Constantly writing about oneself can be a bit tedious after a while and I can only imagine it is even more exhausting for those of you reading it. However, at this stage in time, I am in touch with neither English nor Russian news enough to warrant me writing about either. Whilst I could cobble together an article about the trials and tribulations of Brexit and the never-ending stream of struggles that go along with it, I do not feel that I am qualified enough to do so. Not to mention the fact that every person I know, myself included, is sick of hearing about the perpetual complication that Brexit seems to present. Therefore, I am compelled to write again about myself, and risk turning my life into another Brexit, that starts intriguingly but quickly devolves into background noise.
My time in St Petersburg is currently drawing to a close and despite the negative depiction of the city and my time in it in my last post, I am nevertheless pensive about the prospect of my departure. The weather has begun to take a turn, and the snow has begun to fall and each morning my walk to uni becomes progressively darker. As a result of which I am not sad to be missing the only 7 days of sunlight that December and January offer collectively or the minus five-degree temperatures with added windchill that St Petersburg has over the winter months. Having realised how imminent my departure is, however, I have increased my tourist activities and have yet again been left rather in awe of St Petersburg.
Last weekend I went to Victory Square, which you pass on your way into St Petersburg from the airport. Its main feature is a series of statues commemorating the heroes of the siege of Leningrad who either fell victim to or survived the 900-day blockade of the city by the Nazis between 1941 and 1943. Underneath this statue is a memorial hall detailing the events, statistics, and some individual stories of the siege and behind the statue is a bronze ring inscribed with memorial plaques. Despite studying history, and having read a fair amount about the siege of Leningrad, standing in the city itself, in the memorial hall surrounded by objects of importance from the siege, I was struck by the absolute horror of the blockade. There is a reason the Second World War is known as the Great Patriotic War in Russia. Without wanting to give a history lecture, I will nevertheless relay some facts and figures about the blockade to give those of you who are unaware of the siege an idea of its brutality.

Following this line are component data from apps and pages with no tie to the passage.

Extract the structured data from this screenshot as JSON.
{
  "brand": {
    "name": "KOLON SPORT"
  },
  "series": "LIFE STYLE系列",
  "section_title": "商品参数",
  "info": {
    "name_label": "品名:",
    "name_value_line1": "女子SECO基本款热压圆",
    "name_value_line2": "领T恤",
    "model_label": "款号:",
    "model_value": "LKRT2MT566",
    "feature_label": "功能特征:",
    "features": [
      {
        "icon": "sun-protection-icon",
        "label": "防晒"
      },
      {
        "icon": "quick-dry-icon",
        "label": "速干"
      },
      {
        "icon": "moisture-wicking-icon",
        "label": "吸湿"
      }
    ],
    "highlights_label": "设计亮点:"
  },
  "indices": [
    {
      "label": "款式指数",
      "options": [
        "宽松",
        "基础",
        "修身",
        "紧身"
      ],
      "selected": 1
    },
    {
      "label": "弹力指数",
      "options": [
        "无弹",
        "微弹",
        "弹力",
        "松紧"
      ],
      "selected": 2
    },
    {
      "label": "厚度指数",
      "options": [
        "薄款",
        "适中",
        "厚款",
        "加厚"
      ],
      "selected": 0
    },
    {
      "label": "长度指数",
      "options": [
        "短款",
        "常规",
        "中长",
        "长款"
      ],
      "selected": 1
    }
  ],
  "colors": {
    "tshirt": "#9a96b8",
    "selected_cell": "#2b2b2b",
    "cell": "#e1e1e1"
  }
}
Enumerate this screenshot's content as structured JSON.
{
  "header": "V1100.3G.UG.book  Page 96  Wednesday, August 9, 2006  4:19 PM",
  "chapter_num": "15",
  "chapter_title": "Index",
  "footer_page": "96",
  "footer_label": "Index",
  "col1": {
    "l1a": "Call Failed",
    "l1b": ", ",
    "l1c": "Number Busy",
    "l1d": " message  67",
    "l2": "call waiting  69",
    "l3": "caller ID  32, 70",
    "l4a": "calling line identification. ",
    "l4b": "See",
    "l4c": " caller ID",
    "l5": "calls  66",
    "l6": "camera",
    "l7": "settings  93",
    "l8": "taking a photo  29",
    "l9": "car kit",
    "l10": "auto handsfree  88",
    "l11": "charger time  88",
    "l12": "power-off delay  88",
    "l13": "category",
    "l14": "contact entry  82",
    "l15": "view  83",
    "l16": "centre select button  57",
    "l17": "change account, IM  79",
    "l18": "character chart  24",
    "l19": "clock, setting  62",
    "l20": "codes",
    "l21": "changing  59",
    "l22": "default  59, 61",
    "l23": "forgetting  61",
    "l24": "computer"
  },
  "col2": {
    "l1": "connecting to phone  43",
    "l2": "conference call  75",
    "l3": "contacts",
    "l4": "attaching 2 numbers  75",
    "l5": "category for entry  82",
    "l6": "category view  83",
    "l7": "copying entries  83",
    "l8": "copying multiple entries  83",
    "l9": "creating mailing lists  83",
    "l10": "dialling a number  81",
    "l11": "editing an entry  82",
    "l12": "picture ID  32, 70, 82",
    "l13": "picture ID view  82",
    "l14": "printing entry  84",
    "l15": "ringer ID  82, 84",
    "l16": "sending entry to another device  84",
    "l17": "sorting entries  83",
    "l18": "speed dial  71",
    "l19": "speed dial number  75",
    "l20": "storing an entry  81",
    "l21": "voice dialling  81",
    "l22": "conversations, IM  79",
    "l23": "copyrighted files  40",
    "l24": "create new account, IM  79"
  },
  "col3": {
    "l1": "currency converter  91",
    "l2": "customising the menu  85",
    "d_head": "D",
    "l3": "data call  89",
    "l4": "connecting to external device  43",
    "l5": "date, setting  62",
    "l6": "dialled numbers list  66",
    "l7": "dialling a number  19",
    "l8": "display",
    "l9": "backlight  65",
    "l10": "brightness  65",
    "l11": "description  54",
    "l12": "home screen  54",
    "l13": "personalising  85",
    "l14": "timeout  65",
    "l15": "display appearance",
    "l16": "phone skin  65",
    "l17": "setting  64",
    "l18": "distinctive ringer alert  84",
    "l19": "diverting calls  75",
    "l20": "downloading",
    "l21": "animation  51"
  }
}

At the beginning of the siege, St Petersburg’s population amounted to about three million people. During the two and half year long siege it is estimated that between 800,000 and a million people died of starvation. Starvation. This statistic alone is horrifying, that a third of the city’s inhabitants could have died of starvation without even delving into illness and the constant bombing that St Petersburg was also subject to. Some statistics even suggest that between one and two thousand people during the siege were arrested for cannibalism, either for eating someone who was already dead or for killing someone in order to eat. It is easy to distance oneself from such atrocities as these, but the truth of the matter is that these horrifying events were fairly recent and feel even more so when you live in the city in which they came to pass. I find myself walking along fairly uneventfully and suddenly my brain is just filled with images of how the city must have been; devoid of the life that so intrinsically runs through it today and populated by androgynous skeletons. Despite these horrors and the countless others faced in the siege of Leningrad, the city itself remained remarkably stoic. The radio still played, music was written, concerts performed and creativity encouraged. Some of the most famous creativity to be borne out of the siege was the music of Shostakovich’s Seventh Symphony, the first three parts of which were composed in the besieged city and the fourth and final section of which were composed after he was evacuated. This beautiful piece of music is not necessarily a conception of the siege itself in musical format, but it is hard to argue that the siege did not influence the piece. And this piece along with a few other heartbreaking pieces are gently played in a loop in the otherwise silent centre of the memorial in Victory Square.
Not only is the resilience of the city in the actual time of siege fairly awe-inspiring, but also its transformation post-siege is truly remarkable. The city, as I have repeatedly extolled, is incredibly beautiful but given its fairly recent hardship, that beauty is magnified as so much of it had to be restored after the devastation of the siege. Mere days after my visit to Victory Square I visited both the Russian Museum and the Winter Palace/ The Hermitage. The contrast between the two could not have been more stark. The grandeur of the gilded Winter Palace compared to the dirtied and bloodied shells of bombs, clothes, and leather goods that sufficed as food in the siege, was jarring, to say the least. The fact that after the blockade and the massive loss of life, the people could still care about restoring the Winter Palace, for example, to its pre-revolutionary glory is truly astounding. And the Winter Palace is just one of a number of examples of other palaces, museums and parks that have had similar care and attention paid to them in St Petersburg following the city’s devastation.
Once again I find myself sounding ever so slightly like a “Visit Russia” advert or some sort of Soviet Propaganda poster detailing the glory and stoicism of the citizens of the Motherland. However, I do not appear to be able to stop myself, perhaps it is something that they put in the Pishki. But I do marvel at the resilience of the city that not only put itself back together but did so with great thought and consideration to preserving all aspects of its history and that is, as I have previously gushed, one of the most beautiful cities I have ever had the pleasure of living in.